In the clip above, Fauci says that Trump’s recovery and negative COVID-19 test results put him “well within the 10-day time frame of being non-transmissible.” That is Dr. Fauci literally confirming Trump’s assertion in the tweet that he “can’t give it” to other people now, meaning the virus.
Dr. Fauci continues: “If (President Trump) means he’s been infected, and having been infected and recovered, that he will not get infected again — that’s true. For a limited period of time.
“What we do not know is how long that protection lasts. So, technically speaking, the fact that he has recovered, from an immunological standpoint, he has an immune response in him.”
Got all that? Dr. Fauci confirms the president’s assertion that he can’t pass on the virus right now, and in response to Trump’s declaration that he can’t get it right now either, Fauci acknowledges that Trump does have “an immune response in him.” The only legitimate bone there is to pick with the tweet is over the question of time — of the duration of the president’s, or anybody’s, coronavirus immunity.
It is quite understandable that that’s just a hard nut to crack right now — pinning down how long any immunity lasts — because we’ve been only been aware of this disease for a few months. Fauci also adds that another reason it’s tricky when talking about how long potential immunity lasts is because there are starting to be a smattering of well-documented cases around the world of coronavirus re-infection.
Nevertheless, it seems that issue about the duration of immunity is the only valid criticism you can level against the president’s tweet, based on Dr. Fauci’s new comments. Smarter people than me can decide whether Twitter went overboard in attaching a warning label to the tweet. Side note: The president does actually seem to understand this point. In an interview with Fox News over the weekend, Trump basically elaborated on what he wrote in the tweet, and reiterated Fauci’s points (but in his own Trumpian way):
“It looks like I’m immune for, I don’t know, maybe a long time and maybe a short time. It could be a lifetime, nobody really knows, but I’m immune.”

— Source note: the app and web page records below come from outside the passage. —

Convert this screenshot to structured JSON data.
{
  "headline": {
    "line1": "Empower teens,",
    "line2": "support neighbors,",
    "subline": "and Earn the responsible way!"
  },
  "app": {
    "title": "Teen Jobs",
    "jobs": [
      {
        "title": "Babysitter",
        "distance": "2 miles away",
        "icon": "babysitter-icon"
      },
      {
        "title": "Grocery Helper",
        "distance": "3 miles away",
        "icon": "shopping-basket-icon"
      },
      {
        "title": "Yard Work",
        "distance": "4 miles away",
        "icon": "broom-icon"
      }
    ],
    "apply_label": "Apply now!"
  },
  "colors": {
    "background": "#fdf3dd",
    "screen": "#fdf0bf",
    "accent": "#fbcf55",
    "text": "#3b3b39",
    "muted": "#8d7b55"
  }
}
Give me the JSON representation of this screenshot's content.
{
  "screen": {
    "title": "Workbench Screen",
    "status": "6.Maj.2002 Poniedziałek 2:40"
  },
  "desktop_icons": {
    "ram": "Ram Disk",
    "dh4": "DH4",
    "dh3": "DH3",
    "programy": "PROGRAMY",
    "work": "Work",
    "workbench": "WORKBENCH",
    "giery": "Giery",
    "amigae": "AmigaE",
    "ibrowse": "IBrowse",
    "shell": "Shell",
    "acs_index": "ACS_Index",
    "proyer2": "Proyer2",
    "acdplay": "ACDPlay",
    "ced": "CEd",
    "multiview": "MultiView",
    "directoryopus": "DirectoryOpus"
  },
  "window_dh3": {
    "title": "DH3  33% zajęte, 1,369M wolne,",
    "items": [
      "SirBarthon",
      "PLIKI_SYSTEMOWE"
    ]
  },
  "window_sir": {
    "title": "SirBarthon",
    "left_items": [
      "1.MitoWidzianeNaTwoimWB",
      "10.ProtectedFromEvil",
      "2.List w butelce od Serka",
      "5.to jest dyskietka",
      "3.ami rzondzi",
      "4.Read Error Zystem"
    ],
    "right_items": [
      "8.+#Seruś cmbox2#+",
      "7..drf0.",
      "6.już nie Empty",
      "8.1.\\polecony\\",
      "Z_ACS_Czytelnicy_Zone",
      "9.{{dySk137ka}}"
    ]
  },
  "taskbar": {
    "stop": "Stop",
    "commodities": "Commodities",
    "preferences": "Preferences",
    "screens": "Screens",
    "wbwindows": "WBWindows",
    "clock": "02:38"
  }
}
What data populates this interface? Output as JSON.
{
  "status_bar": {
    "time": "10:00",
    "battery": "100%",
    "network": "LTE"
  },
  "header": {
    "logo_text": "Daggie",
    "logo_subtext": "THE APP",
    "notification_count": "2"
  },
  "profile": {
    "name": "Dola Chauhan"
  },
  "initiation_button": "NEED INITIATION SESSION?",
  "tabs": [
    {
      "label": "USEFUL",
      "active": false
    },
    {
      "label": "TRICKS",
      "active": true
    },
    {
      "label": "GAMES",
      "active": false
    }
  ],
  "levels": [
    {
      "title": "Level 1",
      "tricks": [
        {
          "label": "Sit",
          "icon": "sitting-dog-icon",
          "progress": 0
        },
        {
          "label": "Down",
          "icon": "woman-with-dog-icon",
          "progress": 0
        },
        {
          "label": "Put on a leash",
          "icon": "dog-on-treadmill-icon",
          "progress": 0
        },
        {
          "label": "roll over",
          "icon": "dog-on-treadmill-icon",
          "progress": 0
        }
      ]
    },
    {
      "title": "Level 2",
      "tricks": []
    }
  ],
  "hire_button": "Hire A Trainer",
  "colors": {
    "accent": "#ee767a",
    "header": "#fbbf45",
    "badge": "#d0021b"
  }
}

Andy is a reporter in Memphis who also contributes to outlets like Fast Company and The Guardian. When he’s not writing about technology, he can be found hunched protectively over his burgeoning collection of vinyl, as well as nursing his Whovianism and bingeing on a variety of TV shows you probably don’t like.